Activity ▸
Below are records; copy every line among them that contains the word "Anzeige".

[Dataset rows for apps and sites]
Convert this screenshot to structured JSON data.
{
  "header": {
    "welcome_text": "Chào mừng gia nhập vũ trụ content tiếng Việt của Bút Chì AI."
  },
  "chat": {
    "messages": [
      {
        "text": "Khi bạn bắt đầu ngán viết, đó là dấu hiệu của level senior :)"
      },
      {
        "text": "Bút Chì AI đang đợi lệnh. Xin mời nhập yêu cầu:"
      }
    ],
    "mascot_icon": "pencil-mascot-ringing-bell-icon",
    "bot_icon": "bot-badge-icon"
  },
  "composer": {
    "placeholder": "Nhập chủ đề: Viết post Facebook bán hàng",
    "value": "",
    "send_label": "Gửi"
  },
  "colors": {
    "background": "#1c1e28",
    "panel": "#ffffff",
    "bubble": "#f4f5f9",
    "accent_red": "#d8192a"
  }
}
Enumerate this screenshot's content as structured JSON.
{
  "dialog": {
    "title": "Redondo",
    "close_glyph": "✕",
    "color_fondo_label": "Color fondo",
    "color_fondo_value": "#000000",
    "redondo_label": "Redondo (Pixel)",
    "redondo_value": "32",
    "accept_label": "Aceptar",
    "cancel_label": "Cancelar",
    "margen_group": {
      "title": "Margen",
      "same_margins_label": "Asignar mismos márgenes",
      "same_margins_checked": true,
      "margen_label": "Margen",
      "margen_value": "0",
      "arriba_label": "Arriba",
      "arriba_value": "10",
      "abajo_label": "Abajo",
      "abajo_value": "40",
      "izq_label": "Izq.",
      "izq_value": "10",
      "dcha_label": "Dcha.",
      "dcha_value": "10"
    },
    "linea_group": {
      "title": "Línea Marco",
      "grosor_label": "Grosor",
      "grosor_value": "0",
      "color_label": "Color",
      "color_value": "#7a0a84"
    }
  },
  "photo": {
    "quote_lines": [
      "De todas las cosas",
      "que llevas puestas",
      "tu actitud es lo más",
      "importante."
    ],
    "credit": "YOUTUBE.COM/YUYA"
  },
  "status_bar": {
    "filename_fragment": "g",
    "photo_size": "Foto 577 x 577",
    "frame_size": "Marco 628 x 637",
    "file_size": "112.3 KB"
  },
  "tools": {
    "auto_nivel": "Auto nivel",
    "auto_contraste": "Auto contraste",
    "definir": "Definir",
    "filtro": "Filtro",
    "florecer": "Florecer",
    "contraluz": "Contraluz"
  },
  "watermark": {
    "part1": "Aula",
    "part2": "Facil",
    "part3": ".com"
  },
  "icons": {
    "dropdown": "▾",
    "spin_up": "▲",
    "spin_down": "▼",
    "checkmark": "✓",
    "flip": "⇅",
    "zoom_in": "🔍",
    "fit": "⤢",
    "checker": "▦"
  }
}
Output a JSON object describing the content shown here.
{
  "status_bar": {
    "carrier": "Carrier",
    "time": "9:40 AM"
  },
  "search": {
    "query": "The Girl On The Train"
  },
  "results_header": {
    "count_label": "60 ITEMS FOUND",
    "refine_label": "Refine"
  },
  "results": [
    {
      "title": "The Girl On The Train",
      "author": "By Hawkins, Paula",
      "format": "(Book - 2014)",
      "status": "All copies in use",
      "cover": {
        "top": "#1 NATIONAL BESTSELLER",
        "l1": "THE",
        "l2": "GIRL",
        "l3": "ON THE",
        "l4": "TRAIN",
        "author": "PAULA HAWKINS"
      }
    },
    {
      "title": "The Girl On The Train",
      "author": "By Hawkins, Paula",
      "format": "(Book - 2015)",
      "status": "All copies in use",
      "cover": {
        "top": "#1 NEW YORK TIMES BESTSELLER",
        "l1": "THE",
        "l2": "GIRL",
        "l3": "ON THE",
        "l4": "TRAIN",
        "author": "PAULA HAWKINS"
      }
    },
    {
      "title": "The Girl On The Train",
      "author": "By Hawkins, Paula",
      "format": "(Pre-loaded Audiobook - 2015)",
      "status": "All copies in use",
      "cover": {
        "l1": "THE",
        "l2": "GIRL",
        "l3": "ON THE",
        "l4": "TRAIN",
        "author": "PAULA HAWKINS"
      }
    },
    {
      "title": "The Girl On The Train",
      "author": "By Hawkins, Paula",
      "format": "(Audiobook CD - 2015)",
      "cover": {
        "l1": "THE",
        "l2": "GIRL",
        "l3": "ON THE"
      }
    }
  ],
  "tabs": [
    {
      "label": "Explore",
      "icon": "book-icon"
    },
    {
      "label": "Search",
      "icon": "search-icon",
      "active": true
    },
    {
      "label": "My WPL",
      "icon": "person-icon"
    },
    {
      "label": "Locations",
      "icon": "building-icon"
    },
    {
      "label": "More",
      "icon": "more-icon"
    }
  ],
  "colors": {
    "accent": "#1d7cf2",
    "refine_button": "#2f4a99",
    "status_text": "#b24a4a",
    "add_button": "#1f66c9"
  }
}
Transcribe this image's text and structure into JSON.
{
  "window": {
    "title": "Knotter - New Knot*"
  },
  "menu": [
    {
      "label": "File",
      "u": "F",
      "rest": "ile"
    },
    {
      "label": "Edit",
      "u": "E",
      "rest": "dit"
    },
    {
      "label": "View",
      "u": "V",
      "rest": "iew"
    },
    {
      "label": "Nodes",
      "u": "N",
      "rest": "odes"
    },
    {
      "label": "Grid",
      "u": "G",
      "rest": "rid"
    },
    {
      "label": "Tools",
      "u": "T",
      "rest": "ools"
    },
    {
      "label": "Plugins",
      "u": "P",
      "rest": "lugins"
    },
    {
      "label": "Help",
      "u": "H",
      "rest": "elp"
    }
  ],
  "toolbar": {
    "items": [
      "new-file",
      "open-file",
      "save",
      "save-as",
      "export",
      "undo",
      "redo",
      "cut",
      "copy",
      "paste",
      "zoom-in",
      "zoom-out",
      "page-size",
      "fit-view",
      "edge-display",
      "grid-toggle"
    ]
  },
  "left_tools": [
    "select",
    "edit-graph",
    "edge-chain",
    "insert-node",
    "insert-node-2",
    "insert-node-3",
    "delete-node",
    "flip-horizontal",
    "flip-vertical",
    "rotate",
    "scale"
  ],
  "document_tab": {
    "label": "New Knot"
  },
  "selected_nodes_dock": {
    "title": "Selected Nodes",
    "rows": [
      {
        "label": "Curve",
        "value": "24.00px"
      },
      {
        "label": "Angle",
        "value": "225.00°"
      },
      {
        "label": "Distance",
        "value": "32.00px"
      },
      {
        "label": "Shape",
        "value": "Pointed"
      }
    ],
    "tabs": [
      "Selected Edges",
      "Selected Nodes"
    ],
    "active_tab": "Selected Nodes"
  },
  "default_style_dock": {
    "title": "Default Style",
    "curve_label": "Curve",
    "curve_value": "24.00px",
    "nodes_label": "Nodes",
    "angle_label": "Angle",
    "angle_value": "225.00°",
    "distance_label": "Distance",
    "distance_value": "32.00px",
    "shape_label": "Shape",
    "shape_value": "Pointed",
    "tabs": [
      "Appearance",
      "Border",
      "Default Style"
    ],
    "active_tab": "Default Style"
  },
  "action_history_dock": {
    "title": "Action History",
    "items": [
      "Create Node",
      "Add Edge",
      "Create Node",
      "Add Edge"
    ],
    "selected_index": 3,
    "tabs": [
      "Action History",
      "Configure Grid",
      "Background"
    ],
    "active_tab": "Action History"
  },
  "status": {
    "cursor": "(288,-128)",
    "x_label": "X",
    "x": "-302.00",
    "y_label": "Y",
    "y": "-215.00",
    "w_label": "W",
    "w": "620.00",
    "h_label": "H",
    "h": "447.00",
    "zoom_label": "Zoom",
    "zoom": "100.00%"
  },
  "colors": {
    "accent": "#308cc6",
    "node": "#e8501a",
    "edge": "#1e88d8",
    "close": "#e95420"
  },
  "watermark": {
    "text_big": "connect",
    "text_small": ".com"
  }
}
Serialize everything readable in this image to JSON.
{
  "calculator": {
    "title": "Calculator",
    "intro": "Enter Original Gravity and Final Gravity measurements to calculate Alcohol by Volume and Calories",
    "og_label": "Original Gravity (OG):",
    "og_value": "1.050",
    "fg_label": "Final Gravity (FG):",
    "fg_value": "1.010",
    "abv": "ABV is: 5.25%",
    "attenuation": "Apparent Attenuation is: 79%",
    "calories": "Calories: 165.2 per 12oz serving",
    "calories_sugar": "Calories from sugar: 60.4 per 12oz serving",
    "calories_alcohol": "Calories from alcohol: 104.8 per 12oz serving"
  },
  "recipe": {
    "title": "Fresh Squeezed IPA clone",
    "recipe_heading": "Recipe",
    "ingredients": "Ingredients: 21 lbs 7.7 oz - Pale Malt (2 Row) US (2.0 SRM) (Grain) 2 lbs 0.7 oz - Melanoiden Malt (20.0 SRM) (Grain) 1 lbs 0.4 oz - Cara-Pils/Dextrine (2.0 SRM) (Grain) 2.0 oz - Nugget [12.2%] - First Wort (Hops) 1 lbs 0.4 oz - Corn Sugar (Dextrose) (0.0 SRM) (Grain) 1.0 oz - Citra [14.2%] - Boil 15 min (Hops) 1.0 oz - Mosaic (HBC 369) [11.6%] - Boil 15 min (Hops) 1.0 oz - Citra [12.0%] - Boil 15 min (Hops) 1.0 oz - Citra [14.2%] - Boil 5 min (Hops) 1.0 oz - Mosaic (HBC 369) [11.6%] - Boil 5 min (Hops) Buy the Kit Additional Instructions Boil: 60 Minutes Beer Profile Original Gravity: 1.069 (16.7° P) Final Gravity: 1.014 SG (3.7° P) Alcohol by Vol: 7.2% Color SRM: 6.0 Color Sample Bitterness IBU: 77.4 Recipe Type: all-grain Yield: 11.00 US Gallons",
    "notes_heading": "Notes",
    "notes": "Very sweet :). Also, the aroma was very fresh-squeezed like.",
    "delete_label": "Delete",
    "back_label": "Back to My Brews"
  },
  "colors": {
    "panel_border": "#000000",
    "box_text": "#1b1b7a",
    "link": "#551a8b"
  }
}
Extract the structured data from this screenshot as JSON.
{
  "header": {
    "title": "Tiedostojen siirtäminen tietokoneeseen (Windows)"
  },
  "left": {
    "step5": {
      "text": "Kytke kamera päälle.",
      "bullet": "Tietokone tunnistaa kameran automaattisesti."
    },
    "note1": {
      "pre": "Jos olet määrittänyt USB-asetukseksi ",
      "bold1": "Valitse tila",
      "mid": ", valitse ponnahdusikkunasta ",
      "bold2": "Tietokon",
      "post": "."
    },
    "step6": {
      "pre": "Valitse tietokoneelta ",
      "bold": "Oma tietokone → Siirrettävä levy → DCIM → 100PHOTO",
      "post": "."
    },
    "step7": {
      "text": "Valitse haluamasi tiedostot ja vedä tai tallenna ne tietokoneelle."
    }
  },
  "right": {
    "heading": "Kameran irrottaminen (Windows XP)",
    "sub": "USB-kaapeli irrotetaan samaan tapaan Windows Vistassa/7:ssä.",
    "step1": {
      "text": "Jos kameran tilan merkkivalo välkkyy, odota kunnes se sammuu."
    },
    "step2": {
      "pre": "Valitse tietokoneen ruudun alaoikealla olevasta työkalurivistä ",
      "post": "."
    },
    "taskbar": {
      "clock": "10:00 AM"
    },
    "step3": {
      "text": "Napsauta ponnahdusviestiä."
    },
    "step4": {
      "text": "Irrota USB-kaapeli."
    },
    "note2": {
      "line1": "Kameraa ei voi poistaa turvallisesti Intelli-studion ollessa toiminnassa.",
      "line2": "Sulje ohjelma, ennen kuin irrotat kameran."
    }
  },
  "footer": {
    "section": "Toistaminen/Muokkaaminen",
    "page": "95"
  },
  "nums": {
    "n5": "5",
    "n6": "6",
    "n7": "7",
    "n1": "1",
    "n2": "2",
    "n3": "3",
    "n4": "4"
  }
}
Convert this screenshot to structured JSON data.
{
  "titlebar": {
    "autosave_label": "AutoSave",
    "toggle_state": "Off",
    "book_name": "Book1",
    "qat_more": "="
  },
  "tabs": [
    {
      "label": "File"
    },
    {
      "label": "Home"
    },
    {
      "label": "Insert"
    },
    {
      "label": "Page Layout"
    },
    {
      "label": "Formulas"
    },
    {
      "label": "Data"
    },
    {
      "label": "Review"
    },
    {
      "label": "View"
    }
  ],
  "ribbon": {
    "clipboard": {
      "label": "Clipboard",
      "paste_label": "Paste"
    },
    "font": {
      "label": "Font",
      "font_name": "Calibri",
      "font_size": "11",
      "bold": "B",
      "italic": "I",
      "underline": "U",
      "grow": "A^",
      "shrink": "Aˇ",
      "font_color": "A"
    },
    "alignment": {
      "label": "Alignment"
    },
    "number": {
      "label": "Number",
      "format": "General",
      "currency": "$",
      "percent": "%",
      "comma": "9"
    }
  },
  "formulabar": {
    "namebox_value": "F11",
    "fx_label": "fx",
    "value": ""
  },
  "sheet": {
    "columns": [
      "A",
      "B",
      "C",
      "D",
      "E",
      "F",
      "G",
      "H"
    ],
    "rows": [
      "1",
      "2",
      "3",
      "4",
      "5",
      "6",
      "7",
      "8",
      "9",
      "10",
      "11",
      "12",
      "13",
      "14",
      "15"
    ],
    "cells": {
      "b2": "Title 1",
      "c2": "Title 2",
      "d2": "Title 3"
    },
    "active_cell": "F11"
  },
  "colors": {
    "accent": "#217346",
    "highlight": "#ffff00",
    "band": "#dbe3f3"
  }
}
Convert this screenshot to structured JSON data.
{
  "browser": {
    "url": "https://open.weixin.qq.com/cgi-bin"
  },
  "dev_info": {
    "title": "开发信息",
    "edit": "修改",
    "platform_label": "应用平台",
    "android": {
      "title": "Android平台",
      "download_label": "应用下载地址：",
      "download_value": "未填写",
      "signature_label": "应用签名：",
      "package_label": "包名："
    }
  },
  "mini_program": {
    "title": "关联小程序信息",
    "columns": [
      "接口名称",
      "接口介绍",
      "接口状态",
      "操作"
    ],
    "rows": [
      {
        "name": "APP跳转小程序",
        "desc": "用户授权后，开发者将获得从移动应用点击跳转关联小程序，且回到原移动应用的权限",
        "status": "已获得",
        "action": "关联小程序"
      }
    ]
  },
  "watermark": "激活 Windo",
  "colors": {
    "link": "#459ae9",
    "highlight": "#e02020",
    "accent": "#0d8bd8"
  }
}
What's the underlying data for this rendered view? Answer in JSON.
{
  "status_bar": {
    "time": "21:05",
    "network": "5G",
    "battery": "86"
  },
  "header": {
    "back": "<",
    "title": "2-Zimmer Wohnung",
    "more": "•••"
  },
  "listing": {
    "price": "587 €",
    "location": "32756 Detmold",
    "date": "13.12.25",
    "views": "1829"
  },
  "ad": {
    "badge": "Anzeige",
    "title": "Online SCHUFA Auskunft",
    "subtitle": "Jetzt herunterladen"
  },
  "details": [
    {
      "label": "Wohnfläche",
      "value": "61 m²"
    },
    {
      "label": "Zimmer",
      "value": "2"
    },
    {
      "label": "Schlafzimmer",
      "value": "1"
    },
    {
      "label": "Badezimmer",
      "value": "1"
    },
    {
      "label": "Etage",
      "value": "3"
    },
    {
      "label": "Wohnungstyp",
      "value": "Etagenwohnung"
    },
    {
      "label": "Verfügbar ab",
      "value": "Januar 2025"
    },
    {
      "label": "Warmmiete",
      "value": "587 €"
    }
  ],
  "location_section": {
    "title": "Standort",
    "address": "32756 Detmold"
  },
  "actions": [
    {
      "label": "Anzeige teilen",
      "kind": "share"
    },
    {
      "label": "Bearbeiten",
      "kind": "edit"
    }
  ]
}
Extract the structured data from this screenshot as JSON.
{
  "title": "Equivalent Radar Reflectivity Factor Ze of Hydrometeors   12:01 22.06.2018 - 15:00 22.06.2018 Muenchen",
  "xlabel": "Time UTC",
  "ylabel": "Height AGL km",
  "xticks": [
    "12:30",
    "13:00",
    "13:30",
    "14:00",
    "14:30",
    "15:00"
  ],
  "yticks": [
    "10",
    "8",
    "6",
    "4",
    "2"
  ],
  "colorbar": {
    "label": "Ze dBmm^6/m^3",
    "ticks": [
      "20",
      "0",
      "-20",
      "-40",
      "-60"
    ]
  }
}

Solution for this exercise ▸
    "badge": "Anzeige",
      "label": "Anzeige teilen",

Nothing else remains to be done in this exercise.